I disagree with almost everything in this blog post. Specifically,
R’s native data structures are seriously lacking: we talking about lists, and vectors with very limited element types (boolean, int, double, complex, string, “raw”), to which you can tag on metadata. Almost all of R’s “native” data structures is conventions about this metdata. This is indeed “stable”, but seriously constraining when it comes to writing organized, performant code.
Non-standard evaluation (basically, functions getting a bit of a context) was a very appealing idea when introduced originally, but it turns out not to compose well, and make efficient compilation impossible.
In theory, R is eminently suitable for functional programming (a lot of parts were inspired by the Lisp family). But in practice, higher order functions and closures in native R code almost always imply a huge sacrifice in performance, so they are not used. People usually end up coding Fortran/C++ instead and calling it from R.

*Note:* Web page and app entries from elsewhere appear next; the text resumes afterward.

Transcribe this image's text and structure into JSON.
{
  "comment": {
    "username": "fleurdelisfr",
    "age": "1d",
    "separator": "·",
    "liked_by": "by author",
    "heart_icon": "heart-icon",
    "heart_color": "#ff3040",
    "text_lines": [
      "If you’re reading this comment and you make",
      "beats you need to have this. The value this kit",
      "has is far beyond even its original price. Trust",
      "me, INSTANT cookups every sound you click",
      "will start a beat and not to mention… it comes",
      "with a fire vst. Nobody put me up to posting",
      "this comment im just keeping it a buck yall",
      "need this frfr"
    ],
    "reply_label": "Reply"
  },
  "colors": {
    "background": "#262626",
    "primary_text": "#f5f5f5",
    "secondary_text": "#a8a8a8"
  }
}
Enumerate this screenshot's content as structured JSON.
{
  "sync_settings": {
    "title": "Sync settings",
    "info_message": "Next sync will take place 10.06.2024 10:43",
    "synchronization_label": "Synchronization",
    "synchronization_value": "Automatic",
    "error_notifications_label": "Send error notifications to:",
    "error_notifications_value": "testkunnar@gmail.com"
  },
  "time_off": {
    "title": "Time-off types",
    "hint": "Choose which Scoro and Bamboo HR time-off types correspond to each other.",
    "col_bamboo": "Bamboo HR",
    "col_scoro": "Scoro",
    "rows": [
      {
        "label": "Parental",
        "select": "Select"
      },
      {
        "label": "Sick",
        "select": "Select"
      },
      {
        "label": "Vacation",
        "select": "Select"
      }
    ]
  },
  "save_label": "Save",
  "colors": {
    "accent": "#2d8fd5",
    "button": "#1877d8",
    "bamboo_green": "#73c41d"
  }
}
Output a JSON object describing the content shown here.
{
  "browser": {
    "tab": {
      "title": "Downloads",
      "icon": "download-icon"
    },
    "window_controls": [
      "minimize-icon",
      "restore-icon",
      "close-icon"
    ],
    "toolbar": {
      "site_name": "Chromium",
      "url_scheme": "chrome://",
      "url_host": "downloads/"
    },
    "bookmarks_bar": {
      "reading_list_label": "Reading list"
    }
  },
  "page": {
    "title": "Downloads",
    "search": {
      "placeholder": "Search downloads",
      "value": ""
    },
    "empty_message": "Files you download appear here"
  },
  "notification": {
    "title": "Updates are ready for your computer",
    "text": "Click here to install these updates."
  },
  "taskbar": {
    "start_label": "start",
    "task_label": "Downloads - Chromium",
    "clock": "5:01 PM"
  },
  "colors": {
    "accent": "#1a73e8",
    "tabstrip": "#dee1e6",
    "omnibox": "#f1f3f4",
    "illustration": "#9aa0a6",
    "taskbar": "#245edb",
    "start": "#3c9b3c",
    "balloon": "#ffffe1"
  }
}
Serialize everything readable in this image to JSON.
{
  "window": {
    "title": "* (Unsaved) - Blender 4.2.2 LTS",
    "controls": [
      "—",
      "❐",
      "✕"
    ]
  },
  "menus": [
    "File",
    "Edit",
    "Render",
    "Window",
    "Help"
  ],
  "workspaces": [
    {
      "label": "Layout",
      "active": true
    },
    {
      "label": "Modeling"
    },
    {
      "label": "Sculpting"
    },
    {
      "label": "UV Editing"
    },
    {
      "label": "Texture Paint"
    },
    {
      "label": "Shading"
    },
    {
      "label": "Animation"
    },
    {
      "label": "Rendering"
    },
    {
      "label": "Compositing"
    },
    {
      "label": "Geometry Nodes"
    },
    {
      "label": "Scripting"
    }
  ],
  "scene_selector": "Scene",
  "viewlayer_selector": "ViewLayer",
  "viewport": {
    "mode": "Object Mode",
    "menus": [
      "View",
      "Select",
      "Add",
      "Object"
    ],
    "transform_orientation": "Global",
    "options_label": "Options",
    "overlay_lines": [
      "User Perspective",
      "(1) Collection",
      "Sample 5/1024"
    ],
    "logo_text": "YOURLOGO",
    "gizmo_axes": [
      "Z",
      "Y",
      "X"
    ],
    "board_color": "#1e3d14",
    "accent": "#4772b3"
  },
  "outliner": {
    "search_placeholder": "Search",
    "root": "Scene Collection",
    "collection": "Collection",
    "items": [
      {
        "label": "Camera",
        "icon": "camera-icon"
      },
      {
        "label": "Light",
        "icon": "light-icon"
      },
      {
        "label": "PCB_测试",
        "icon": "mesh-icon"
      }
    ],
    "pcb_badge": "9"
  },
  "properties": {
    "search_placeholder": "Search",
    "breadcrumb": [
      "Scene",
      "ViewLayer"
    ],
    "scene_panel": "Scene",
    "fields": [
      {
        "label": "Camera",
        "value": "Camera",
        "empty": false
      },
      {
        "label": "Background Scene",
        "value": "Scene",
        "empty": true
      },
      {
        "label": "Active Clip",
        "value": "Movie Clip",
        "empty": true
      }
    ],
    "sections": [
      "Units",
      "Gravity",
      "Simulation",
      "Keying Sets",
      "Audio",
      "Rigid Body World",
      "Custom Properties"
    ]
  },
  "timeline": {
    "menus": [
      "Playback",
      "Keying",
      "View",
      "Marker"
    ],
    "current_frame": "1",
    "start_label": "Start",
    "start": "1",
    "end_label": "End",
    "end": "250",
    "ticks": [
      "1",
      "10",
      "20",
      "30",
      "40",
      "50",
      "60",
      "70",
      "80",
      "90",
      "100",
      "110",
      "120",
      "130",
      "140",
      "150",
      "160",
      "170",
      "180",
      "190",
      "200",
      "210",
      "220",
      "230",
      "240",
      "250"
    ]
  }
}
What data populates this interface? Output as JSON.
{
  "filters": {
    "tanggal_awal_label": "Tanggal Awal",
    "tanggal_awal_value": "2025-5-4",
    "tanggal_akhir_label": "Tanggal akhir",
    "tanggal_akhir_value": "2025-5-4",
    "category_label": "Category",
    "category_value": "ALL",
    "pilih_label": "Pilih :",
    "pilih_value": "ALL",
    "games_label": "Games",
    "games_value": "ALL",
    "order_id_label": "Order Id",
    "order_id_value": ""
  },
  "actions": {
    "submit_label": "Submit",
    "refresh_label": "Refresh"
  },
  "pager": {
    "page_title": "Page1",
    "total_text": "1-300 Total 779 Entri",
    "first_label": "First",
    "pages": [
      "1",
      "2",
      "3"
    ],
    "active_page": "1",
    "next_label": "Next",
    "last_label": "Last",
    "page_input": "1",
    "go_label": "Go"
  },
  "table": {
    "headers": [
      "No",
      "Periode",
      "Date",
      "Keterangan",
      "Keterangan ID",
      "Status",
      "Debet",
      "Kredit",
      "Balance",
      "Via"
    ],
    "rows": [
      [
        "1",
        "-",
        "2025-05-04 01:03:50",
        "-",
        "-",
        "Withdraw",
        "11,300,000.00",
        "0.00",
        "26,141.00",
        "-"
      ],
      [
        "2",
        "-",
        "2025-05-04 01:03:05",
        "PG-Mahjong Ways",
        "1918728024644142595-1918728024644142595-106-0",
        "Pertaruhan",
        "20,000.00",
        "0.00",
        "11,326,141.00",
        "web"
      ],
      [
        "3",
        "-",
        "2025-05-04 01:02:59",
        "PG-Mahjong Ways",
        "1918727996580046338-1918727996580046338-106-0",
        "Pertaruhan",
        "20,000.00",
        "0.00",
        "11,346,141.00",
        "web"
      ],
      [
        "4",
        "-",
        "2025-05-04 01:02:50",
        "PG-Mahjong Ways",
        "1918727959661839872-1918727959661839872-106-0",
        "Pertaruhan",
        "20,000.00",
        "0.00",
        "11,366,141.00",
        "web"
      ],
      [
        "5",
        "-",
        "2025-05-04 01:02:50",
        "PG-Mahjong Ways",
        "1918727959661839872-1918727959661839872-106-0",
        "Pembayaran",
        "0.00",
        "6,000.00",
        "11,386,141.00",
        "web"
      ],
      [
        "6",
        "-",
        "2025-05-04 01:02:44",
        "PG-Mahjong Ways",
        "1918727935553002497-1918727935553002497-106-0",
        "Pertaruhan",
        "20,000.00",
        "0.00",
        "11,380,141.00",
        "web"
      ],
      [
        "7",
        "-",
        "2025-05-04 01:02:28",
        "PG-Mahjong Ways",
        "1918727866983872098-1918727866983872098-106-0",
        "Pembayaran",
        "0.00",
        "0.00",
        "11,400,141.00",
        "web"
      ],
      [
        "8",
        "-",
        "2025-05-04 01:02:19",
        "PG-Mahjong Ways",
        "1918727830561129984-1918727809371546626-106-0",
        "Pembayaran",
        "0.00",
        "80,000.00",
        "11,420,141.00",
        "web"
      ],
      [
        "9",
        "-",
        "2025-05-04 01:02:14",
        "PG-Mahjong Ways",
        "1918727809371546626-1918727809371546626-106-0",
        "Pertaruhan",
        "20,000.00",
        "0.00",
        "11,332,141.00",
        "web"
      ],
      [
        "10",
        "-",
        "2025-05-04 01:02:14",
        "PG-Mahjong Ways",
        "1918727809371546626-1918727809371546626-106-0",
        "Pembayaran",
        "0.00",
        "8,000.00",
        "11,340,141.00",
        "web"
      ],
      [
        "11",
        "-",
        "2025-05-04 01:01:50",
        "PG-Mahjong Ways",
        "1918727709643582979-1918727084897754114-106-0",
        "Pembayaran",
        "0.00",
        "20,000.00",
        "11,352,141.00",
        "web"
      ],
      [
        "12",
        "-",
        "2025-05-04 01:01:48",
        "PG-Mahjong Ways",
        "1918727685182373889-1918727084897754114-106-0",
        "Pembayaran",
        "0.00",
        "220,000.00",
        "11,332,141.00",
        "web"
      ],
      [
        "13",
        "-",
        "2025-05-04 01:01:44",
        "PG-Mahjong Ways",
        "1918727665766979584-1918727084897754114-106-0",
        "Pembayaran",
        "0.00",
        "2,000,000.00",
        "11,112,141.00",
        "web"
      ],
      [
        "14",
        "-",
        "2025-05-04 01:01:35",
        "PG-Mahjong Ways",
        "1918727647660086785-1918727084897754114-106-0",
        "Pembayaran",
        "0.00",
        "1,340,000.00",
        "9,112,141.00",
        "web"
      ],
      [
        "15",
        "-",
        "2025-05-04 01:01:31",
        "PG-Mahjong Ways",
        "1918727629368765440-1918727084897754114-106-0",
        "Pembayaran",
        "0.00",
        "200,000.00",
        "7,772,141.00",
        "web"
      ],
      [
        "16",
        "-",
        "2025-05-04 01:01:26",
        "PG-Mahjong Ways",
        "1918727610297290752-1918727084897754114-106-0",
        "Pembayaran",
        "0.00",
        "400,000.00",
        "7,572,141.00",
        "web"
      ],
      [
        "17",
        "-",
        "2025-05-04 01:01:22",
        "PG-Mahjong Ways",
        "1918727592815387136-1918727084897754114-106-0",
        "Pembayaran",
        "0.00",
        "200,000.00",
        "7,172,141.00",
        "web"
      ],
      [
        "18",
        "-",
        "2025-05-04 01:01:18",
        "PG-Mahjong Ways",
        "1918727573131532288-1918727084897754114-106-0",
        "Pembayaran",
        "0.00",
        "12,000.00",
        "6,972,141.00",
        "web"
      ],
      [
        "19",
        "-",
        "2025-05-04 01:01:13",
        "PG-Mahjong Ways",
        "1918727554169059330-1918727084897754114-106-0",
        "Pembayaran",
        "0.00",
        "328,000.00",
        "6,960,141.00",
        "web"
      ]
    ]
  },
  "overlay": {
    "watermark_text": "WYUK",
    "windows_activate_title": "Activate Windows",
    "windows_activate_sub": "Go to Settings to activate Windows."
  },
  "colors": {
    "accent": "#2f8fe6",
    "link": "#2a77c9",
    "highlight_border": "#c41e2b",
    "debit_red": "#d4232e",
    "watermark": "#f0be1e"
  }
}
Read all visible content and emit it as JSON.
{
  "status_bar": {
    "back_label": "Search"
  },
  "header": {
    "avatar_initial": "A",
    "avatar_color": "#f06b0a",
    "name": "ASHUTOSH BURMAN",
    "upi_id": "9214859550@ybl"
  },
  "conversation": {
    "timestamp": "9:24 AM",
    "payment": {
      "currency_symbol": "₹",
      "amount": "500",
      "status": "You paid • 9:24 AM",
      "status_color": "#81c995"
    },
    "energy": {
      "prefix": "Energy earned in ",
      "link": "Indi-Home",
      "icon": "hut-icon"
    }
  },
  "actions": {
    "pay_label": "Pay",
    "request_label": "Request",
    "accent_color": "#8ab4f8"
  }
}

All of these points are of course well known. R users just work around them — this may be a reasonable choice when R has other advantages for some application.
I not sure this is desirable, or why it should happen. I am surprised that someone who considers himself a “professional programmer” calls the command line “bullshittery”, but it summarizes the attitude nicely.
Open source communities thrive when they have contributors who not merely users. If people are reluctant to get their hands dirty, I am not sure people will be inclined to tailor the software they write to their needs.
I think that Julia coders should write packages that they find useful and are proud of.